Telechoice offers plans on both 12 and 24 month contracts running on Telstra's 3G/4G network.
What services does Telechoice offer?
Telechoice is an MVNO running on parts of the Telstra 3G/4G network, covering up to 98.5% of the Australian population. With a combination of plans over either 12 or 24 contracts as well as month-to-month SIM only plans with no lock in contracts, Telechoice has a fairly comprehensive lineup of mobile plan offerings.
Telechoice differentiates itself from many MVNOs in the fact it has 34 retail stores around the country, offering customers a physical location to visit for both joining the network or getting ongoing customer support.
Telechoice also offers some phones on contract. You can't get the latest flagship from Apple or Samsung, but if you're a fan of Oppo handsets, there are a few options for you to choose from.
How much does Telechoice cost?
Despite the difference in contract lengths, Telechoice's plans are remarkably consistent in their value and inclusions. Prices start at $19 per month for either 12 or 24 months (or $20 per month for a billed monthly option). There are additional tiers at $28 per month, $29 per month, $38 a month or $48 per month, with the bundled talk, text and data very similar across all plans. You do get slightly less on the data front for a billed monthly plan, but that's to be expected.
What extras does Telechoice offer?
Telechoice prides itself on its mantra of keeping things simple, so there's not much in the way of extras on offer through their mobile plans.

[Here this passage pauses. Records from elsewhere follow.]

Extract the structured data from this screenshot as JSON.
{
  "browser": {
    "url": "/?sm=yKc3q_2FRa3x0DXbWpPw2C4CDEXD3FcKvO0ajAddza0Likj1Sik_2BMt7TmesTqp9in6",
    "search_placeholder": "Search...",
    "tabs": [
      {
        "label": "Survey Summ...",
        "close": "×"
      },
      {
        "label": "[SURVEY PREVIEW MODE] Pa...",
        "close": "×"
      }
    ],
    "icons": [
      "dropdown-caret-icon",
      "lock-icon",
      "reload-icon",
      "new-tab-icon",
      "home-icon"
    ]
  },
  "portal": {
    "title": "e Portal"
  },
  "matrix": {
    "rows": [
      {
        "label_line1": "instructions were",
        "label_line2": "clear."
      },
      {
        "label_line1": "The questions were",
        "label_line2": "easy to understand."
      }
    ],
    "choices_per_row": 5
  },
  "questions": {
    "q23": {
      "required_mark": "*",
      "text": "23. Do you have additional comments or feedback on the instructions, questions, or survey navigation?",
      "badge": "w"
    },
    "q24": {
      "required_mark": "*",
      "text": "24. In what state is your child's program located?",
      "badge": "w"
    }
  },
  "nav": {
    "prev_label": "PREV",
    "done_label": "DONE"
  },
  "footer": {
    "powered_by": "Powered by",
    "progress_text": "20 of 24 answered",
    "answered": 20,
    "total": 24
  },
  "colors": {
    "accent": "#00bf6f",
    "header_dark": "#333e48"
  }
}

What excess charges could I face on these plans?
- Excess call costs
- Excess data costs
- International call costs
- Early contract cancellation fees
Telechoice provides plans on month to month, 12 month and 24 month terms, all of which incur slightly different excess charge scenarios.
For call plans with a sum quota for calls, once that value is exhausted, you'll pay 99c per minute plus a 40c flagfall for calls. Even for plans with "unlimited" standard national calls, the key word there is "standard". Certain call types, such as premium services will attract an additional per-call fee.
Telechoice uses the industry standard for excess data, which involves adding a 1GB block of data to your quota as soon as you go over for a flat fee of $10. This does mean you could incur many $10 charges if you use multiple GB of data over your quota within a billing month.
Telechoice plans do provide support for international calls, with some plans also including a quota of international calls as part of your overall bundle. Rates vary depending on the country you wish to call, with Telechoice's full rate sheet available here.
By default, Telechoice mobile SIMs are blocked from international roaming, although you can apply to have this block listed if you wish to use your Telechoice Mobile phone overseas while travelling. This only applies to call and texting services, however, with no support for international data roaming at all. Telechoice's full pricing sheets, including the range of supported roaming countries can be found here.
If you opt to cancel your Telechoice mobile contract, the charge you'll incur will vary by plan type. For month to month contracts there's no specific penalty fee, although you must pay any outstanding charges. For either 12 or 24 month plans, you've got to pay any outstanding fees plus an early termination charge, calculated at $15 times the number of months remaining on your contract.
- 4G connectivity Telechoice has access to parts of the Telstra 3G/4G network, so expect fast speeds and fairly reliable connections.
- Local retail presence. Sometimes it's easier to head to a retail store to deal with a mobile provider, and Telechoice has 34 retail stores around the country.
- Complete contract options. You can sign up on either a month to month plan or get a 12 or 24 month contract - it's completely up to you.
- No flagship handsets Telechoice offers a limited selection of handsets on contract, but nothing from major players like Apple or Samsung.
- Not much difference between contract terms. In most cases there doesn't appear to be any substantial value benefit for signing up for 24 months rather than 12 months.